Eat Lots of Lobster

Courtesy of the author

No visit to Prince Edward Island is complete without feasting on fresh lobster — the island’s lobster is world famous for its hard shell and tender meat. One of the best spots to sample this delicacy is in North Rustico on the wharf, at the always-bustling Blue Mussel Cafe. Try the classic lobster roll, the delicious lobster dip, or the lobster thermidor — a French dish that consists of diced lobster meat stuffed into a lobster shell and is topped with a buttery sauce.

Put Your Feet in the Sand

Courtesy of ©Tourism PEI / Sander Meurs

Before heading back to Maytree Eco retreat for some stargazing, put your feet in the sand and breathe in the salty sea air at North Rustico beach — or any one of PEI's over 90 gorgeous beaches — the perfect end to a whirlwind long weekend on beautiful Prince Edward Island.

How to Get to Prince Edward Island

There are several ways to get to Prince Edward Island. You can fly into Charlottetown Airport, which sees frequent flights from Montreal and Toronto (among other Canadian cities), drive across the eight-mile-long Confederation Bridge from New Brunswick, or take a 75-minute ferry from Nova Scotia (which has two international airports and one domestic one) from May to mid-December.
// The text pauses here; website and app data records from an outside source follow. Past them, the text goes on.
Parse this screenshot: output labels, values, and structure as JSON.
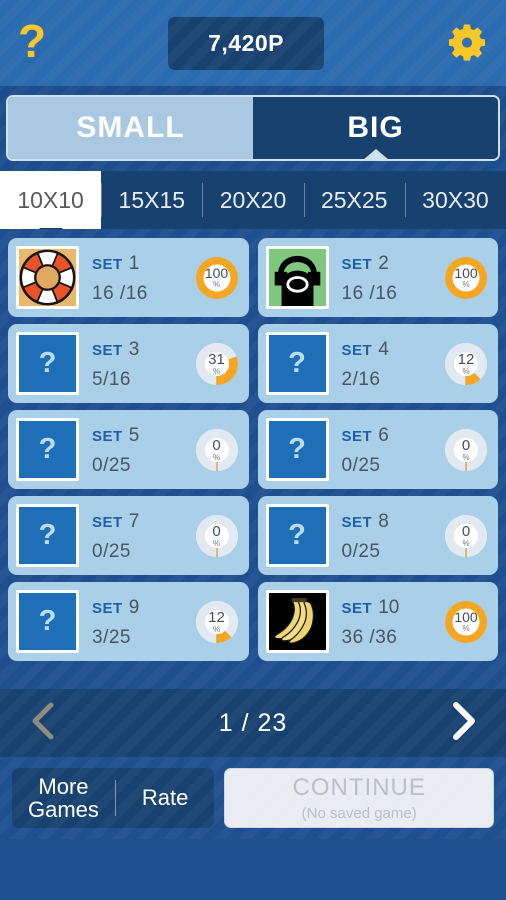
{
  "header": {
    "help_icon": "question-mark-icon",
    "points": "7,420P",
    "settings_icon": "gear-icon"
  },
  "mode_tabs": {
    "small_label": "SMALL",
    "big_label": "BIG",
    "active": "BIG"
  },
  "size_tabs": {
    "items": [
      {
        "label": "10X10",
        "active": true
      },
      {
        "label": "15X15",
        "active": false
      },
      {
        "label": "20X20",
        "active": false
      },
      {
        "label": "25X25",
        "active": false
      },
      {
        "label": "30X30",
        "active": false
      }
    ]
  },
  "sets": [
    {
      "set_word": "SET",
      "number": "1",
      "progress": "16 /16",
      "percent": 100,
      "percent_label": "100",
      "pct_symbol": "%",
      "locked": false,
      "thumb": "lifebuoy-icon"
    },
    {
      "set_word": "SET",
      "number": "2",
      "progress": "16 /16",
      "percent": 100,
      "percent_label": "100",
      "pct_symbol": "%",
      "locked": false,
      "thumb": "telephone-icon"
    },
    {
      "set_word": "SET",
      "number": "3",
      "progress": "5/16",
      "percent": 31,
      "percent_label": "31",
      "pct_symbol": "%",
      "locked": true,
      "thumb": "question-mark-icon"
    },
    {
      "set_word": "SET",
      "number": "4",
      "progress": "2/16",
      "percent": 12,
      "percent_label": "12",
      "pct_symbol": "%",
      "locked": true,
      "thumb": "question-mark-icon"
    },
    {
      "set_word": "SET",
      "number": "5",
      "progress": "0/25",
      "percent": 0,
      "percent_label": "0",
      "pct_symbol": "%",
      "locked": true,
      "thumb": "question-mark-icon"
    },
    {
      "set_word": "SET",
      "number": "6",
      "progress": "0/25",
      "percent": 0,
      "percent_label": "0",
      "pct_symbol": "%",
      "locked": true,
      "thumb": "question-mark-icon"
    },
    {
      "set_word": "SET",
      "number": "7",
      "progress": "0/25",
      "percent": 0,
      "percent_label": "0",
      "pct_symbol": "%",
      "locked": true,
      "thumb": "question-mark-icon"
    },
    {
      "set_word": "SET",
      "number": "8",
      "progress": "0/25",
      "percent": 0,
      "percent_label": "0",
      "pct_symbol": "%",
      "locked": true,
      "thumb": "question-mark-icon"
    },
    {
      "set_word": "SET",
      "number": "9",
      "progress": "3/25",
      "percent": 12,
      "percent_label": "12",
      "pct_symbol": "%",
      "locked": true,
      "thumb": "question-mark-icon"
    },
    {
      "set_word": "SET",
      "number": "10",
      "progress": "36 /36",
      "percent": 100,
      "percent_label": "100",
      "pct_symbol": "%",
      "locked": false,
      "thumb": "bananas-icon"
    }
  ],
  "pager": {
    "prev_icon": "chevron-left-icon",
    "next_icon": "chevron-right-icon",
    "label": "1 / 23",
    "prev_enabled": false,
    "next_enabled": true
  },
  "bottom": {
    "more_games_line1": "More",
    "more_games_line2": "Games",
    "rate_label": "Rate",
    "continue_label": "CONTINUE",
    "continue_sub": "(No saved game)",
    "continue_enabled": false
  },
  "colors": {
    "background": "#1f4f8f",
    "header": "#2a6aae",
    "panel_dark": "#17416f",
    "card": "#a9d0e8",
    "accent_yellow": "#f5c624",
    "accent_orange": "#f5a623",
    "set_label_blue": "#1e5fa8"
  }
}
You can also take a train from Montreal to Moncton, New Brunswick, or Halifax, Nova Scotia, before switching over to a bus, boat, or rental car. 

The Best Time to Visit Prince Edward Island

The best time to visit PEI is from late May until September when most of the Island's seaside restaurants, attractions, and tours open up for the season (a lot of seasonal hotels, restaurants, and tour providers close by early October). The most popular months are July and August.

To cut down on costs, consider visiting in late May and early June or late September and early October, when it's still warm but less crowded. The spring marks the start of lobster and theater season, while September and October see events like the PEI International Shellfish Festival and the Fall Flavours Festival.

Who Will Love Prince Edward Island

Anyone looking for some peace and quiet among gorgeous natural landscapes as well as scrumptious seafood and small-town charm,  as well as outdoorsy couples and families who like to hike and bike.

Find The Best Cruises
Find a cruise

Find the best deals!

Click on multiple sites to get the lowest prices

Click on multiple sites to get the lowest prices